Tennant’s era also featured an array of witty and charismatic companions. For me Martha Jones (Freema Agyeman) was my favourite, even though she was madly in love with the Doctor. Her character was a lot smarter and easy to relate to, however I didn’t really enjoy the fact that the majority of the Tenth Doctor’s era was of him being love-sick and hung-up over Rose’s unexpected departure from the TARDIS. Rose Tyler’s (Billie Piper) departure was heart wrenching but after a while I find myself moving on from the character and looking forward to new adventures that the Doctor was about to go on.
I sort of liked Donna Noble (Catherine Tate), I however didn’t like the “gobby” attitude of the character. Donna was/still is a fan favourite of Tennant’s era. It was during Tennant's time on the show that it featured a multi-Doctor story. Which, at the time was the first for NuWho. Fans of the show had to wait until the 50th Anniversary to see previous incarnations of the Time Lord, to assist their future incarnation in saving the universe once again.
Time Crash featured Peter Davison reprising his role as the Fifth Incarnation of the Doctor. The piece was witty and was a fan's love letter to Classic Doctor Who. The short piece like the prequel to The Christmas Invasion was penned for the BBC's telephon charity event: Children In Need. The events of Time Crash takes places between Last of the Time Lords and Voyage of the Damned. It is somewhat funny that Tennant would eventually go on to marry Davison daughter after meeting her whilst filming The Doctor's Daughter (2008).
It was during Tennant’s time that we saw the return of two of my favourite villains; the Master (John Simm) and Davros (Julian Bleach). Bringing back the renegade Time Lord was a brilliant idea and created more of a drama for the show.
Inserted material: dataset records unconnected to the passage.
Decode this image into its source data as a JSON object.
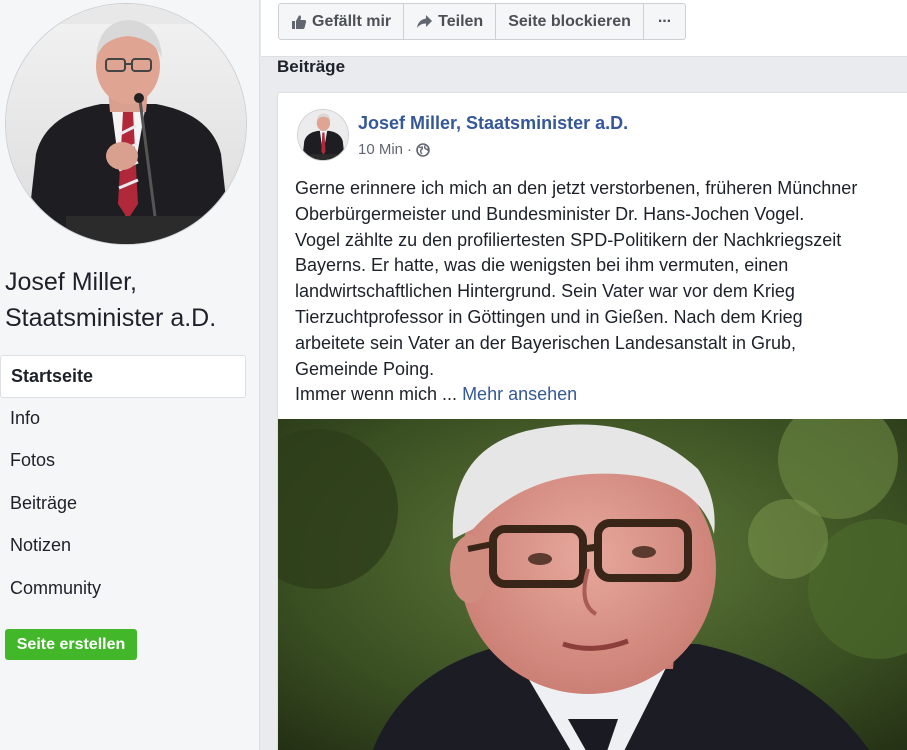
{
  "page": {
    "name_line1": "Josef Miller,",
    "name_line2": "Staatsminister a.D."
  },
  "nav": {
    "items": [
      {
        "label": "Startseite",
        "active": true
      },
      {
        "label": "Info"
      },
      {
        "label": "Fotos"
      },
      {
        "label": "Beiträge"
      },
      {
        "label": "Notizen"
      },
      {
        "label": "Community"
      }
    ],
    "create_label": "Seite erstellen"
  },
  "actions": {
    "like_label": "Gefällt mir",
    "share_label": "Teilen",
    "block_label": "Seite blockieren",
    "more_label": "···"
  },
  "section_title": "Beiträge",
  "post": {
    "author": "Josef Miller, Staatsminister a.D.",
    "time": "10 Min",
    "separator": "·",
    "privacy_icon": "globe-icon",
    "lines": [
      "Gerne erinnere ich mich an den jetzt verstorbenen, früheren Münchner",
      "Oberbürgermeister und Bundesminister Dr. Hans-Jochen Vogel.",
      "Vogel zählte zu den profiliertesten SPD-Politikern der Nachkriegszeit",
      "Bayerns. Er hatte, was die wenigsten bei ihm vermuten, einen",
      "landwirtschaftlichen Hintergrund. Sein Vater war vor dem Krieg",
      "Tierzuchtprofessor in Göttingen und in Gießen. Nach dem Krieg",
      "arbeitete sein Vater an der Bayerischen Landesanstalt in Grub,",
      "Gemeinde Poing."
    ],
    "last_line": "Immer wenn mich ...",
    "more_link": "Mehr ansehen"
  },
  "colors": {
    "link": "#365899",
    "create_button": "#42b72a",
    "background": "#e9ebee"
  }
}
However, after his “death” I knew that the Doctor’s arch-nemesis would make a comeback eventually. Which brings me to the return of Davros for the 2008 season finale. My reaction for his return was “About time!”
You can’t have the Daleks without their creator and that I was hoping they weren’t going to do a Classic Series habit where in every Dalek story, Davros would make a comeback. Thankfully they didn’t go down this avenue. Which made the return of Davros on the odd occasion to be more exciting and dramatic. Like the Master’s death, I knew Davros successfully escaped the inferno of the Dalek Crucible at the end of Journey’s End (2008).
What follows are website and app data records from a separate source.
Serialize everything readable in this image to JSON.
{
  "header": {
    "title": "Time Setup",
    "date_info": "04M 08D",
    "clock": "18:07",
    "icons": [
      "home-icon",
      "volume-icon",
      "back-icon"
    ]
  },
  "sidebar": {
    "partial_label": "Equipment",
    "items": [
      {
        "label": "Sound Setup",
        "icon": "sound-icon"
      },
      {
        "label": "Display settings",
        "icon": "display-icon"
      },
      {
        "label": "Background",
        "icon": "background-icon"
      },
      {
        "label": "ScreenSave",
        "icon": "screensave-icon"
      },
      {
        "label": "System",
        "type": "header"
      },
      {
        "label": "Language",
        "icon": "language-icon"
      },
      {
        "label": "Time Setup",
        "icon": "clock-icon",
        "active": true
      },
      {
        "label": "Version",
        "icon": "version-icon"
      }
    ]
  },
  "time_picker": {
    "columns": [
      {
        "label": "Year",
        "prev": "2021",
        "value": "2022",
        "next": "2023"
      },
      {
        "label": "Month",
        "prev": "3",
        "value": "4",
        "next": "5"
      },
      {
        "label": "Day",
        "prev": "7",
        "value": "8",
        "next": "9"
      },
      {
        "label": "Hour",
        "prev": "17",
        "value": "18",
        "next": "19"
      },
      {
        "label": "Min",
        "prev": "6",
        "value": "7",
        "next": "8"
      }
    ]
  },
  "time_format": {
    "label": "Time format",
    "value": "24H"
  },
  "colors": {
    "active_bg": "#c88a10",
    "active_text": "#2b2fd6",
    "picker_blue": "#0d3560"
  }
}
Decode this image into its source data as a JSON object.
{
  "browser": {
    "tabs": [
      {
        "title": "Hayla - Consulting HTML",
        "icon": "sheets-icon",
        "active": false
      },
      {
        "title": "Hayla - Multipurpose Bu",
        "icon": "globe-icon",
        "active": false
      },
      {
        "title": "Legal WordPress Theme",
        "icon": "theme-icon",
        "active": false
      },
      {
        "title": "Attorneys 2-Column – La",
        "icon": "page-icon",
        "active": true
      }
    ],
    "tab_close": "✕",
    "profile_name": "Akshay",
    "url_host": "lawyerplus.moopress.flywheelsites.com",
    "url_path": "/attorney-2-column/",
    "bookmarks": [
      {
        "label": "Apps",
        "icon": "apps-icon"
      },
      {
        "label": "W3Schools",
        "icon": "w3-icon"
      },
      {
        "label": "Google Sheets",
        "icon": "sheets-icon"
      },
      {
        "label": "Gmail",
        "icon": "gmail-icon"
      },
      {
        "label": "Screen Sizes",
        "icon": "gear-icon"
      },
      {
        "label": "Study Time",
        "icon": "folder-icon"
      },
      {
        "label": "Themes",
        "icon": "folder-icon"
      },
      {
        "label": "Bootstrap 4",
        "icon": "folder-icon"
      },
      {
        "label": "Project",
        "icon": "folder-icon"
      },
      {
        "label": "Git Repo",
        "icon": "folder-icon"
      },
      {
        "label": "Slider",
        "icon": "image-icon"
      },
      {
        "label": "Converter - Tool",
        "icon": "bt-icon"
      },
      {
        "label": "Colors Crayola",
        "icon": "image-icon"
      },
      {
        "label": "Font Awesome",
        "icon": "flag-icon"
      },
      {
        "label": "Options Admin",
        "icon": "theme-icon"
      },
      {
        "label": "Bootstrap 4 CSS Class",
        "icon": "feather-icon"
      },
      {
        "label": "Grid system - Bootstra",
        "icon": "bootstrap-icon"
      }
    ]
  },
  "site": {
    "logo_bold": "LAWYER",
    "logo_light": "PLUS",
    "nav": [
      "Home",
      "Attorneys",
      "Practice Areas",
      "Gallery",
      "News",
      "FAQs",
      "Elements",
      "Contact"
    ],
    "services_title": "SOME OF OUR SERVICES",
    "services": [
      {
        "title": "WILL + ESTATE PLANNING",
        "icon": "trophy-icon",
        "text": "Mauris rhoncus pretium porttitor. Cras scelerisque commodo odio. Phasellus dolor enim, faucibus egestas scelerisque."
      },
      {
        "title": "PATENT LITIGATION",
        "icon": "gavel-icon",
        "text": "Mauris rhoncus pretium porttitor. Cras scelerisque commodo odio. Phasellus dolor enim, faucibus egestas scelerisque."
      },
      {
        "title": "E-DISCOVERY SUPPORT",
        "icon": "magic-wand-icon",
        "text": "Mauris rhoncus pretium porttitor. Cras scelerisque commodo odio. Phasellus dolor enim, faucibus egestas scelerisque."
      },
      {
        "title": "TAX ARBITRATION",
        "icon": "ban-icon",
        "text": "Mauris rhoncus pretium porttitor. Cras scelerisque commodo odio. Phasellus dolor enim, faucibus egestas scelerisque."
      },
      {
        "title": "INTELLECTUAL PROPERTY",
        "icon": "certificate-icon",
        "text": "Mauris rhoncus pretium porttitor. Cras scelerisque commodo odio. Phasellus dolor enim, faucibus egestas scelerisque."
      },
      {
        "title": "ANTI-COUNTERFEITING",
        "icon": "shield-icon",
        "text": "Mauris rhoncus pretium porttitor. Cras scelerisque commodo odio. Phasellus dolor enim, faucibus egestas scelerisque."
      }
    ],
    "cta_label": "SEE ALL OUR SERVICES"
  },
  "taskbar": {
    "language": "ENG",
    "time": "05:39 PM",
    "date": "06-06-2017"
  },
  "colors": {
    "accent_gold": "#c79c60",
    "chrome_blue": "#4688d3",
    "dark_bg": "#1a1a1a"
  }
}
Following the season finale of 2008 the show sort-of went into a hiatus. When I say "sort-of" over the course of 2009 the show had a series of four specials that brought Tennant’s era to a close. However, over that time we did have an episodic CGI adventure; Dreamland. Which was televised via CBBC, the Tenth Doctor also made an appearance in an episode for The Sarah Jane Adventures.
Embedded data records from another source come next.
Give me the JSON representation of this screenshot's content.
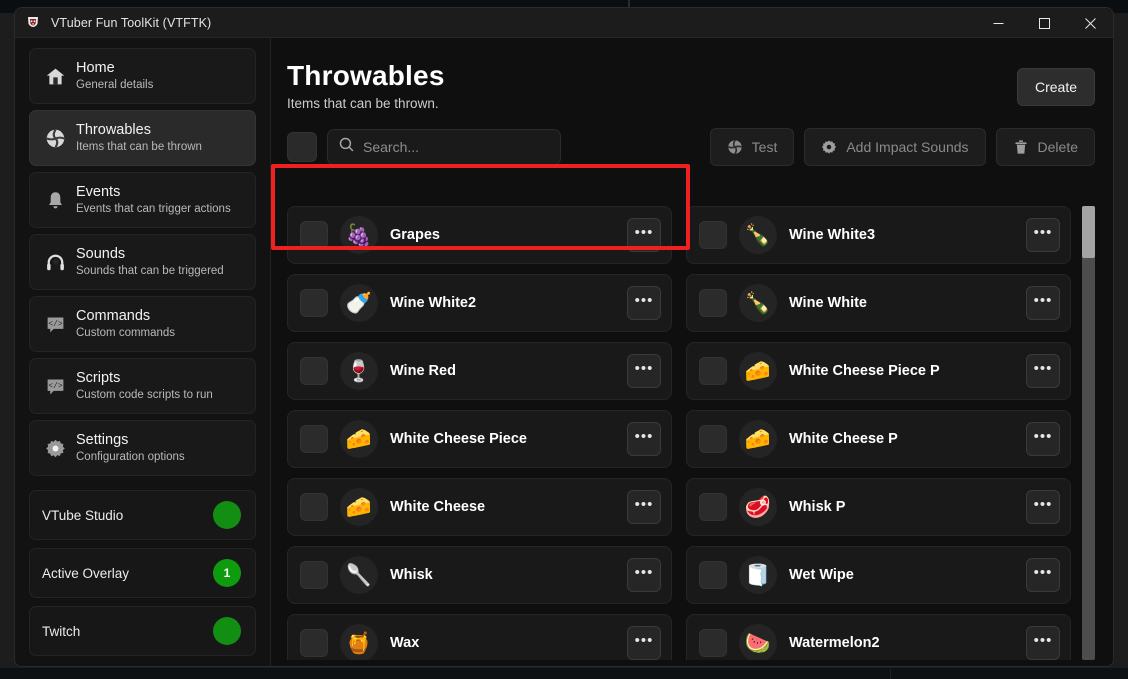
{
  "window": {
    "title": "VTuber Fun ToolKit (VTFTK)",
    "app_icon": "vtftk-logo-icon",
    "controls": {
      "minimize": "—",
      "maximize": "☐",
      "close": "✕"
    }
  },
  "sidebar": {
    "items": [
      {
        "title": "Home",
        "subtitle": "General details",
        "icon": "home-icon",
        "active": false
      },
      {
        "title": "Throwables",
        "subtitle": "Items that can be thrown",
        "icon": "ball-icon",
        "active": true
      },
      {
        "title": "Events",
        "subtitle": "Events that can trigger actions",
        "icon": "bell-icon",
        "active": false
      },
      {
        "title": "Sounds",
        "subtitle": "Sounds that can be triggered",
        "icon": "headphones-icon",
        "active": false
      },
      {
        "title": "Commands",
        "subtitle": "Custom commands",
        "icon": "code-bubble-icon",
        "active": false
      },
      {
        "title": "Scripts",
        "subtitle": "Custom code scripts to run",
        "icon": "code-bubble-icon",
        "active": false
      },
      {
        "title": "Settings",
        "subtitle": "Configuration options",
        "icon": "gear-icon",
        "active": false
      }
    ],
    "status": [
      {
        "label": "VTube Studio",
        "badge": "",
        "color": "#128e12"
      },
      {
        "label": "Active Overlay",
        "badge": "1",
        "color": "#0e9c0e"
      },
      {
        "label": "Twitch",
        "badge": "",
        "color": "#128e12"
      }
    ]
  },
  "main": {
    "title": "Throwables",
    "subtitle": "Items that can be thrown.",
    "create_label": "Create",
    "search_placeholder": "Search...",
    "search_value": "",
    "buttons": [
      {
        "label": "Test",
        "icon": "ball-icon"
      },
      {
        "label": "Add Impact Sounds",
        "icon": "gear-icon"
      },
      {
        "label": "Delete",
        "icon": "trash-icon"
      }
    ],
    "items": [
      {
        "name": "Grapes",
        "icon": "🍇"
      },
      {
        "name": "Wine White3",
        "icon": "🍾"
      },
      {
        "name": "Wine White2",
        "icon": "🍼"
      },
      {
        "name": "Wine White",
        "icon": "🍾"
      },
      {
        "name": "Wine Red",
        "icon": "🍷"
      },
      {
        "name": "White Cheese Piece P",
        "icon": "🧀"
      },
      {
        "name": "White Cheese Piece",
        "icon": "🧀"
      },
      {
        "name": "White Cheese P",
        "icon": "🧀"
      },
      {
        "name": "White Cheese",
        "icon": "🧀"
      },
      {
        "name": "Whisk P",
        "icon": "🥩"
      },
      {
        "name": "Whisk",
        "icon": "🥄"
      },
      {
        "name": "Wet Wipe",
        "icon": "🧻"
      },
      {
        "name": "Wax",
        "icon": "🍯"
      },
      {
        "name": "Watermelon2",
        "icon": "🍉"
      }
    ],
    "row_menu_glyph": "•••"
  },
  "annotation": {
    "color": "#ee2020",
    "target": "Grapes"
  }
}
Also not only did we have our fix of Doctor Who over that time but we also fell victim of the cinematic and exciting third series of Torchwood, that was labelled The Children of Earth. Which towards the end of its five-episode series, left us heartbroken and numb.
Tennant’s era came to a close in the two-part story The End of Time. Both episodes aired on British television on Christmas and New Year’s Day. The two-part special featured the return of the Master and the Time Lords and gave us an insight to what Gallifrey was like towards the end of the Last Great Time War. The End of Time was emotional and cinematic with its stylisation of writing, special effects and guest stars.
It was on New Year’s Day that the words “I don’t want to go” were uttered, an explosion of energy and a brand-new Doctor in the TARDIS engulfed in flames that brought Tennant and Russell T Davies’ era to a close. It was a brand-new era that made every TV set scream “GERONIMO” on a Saturday evening…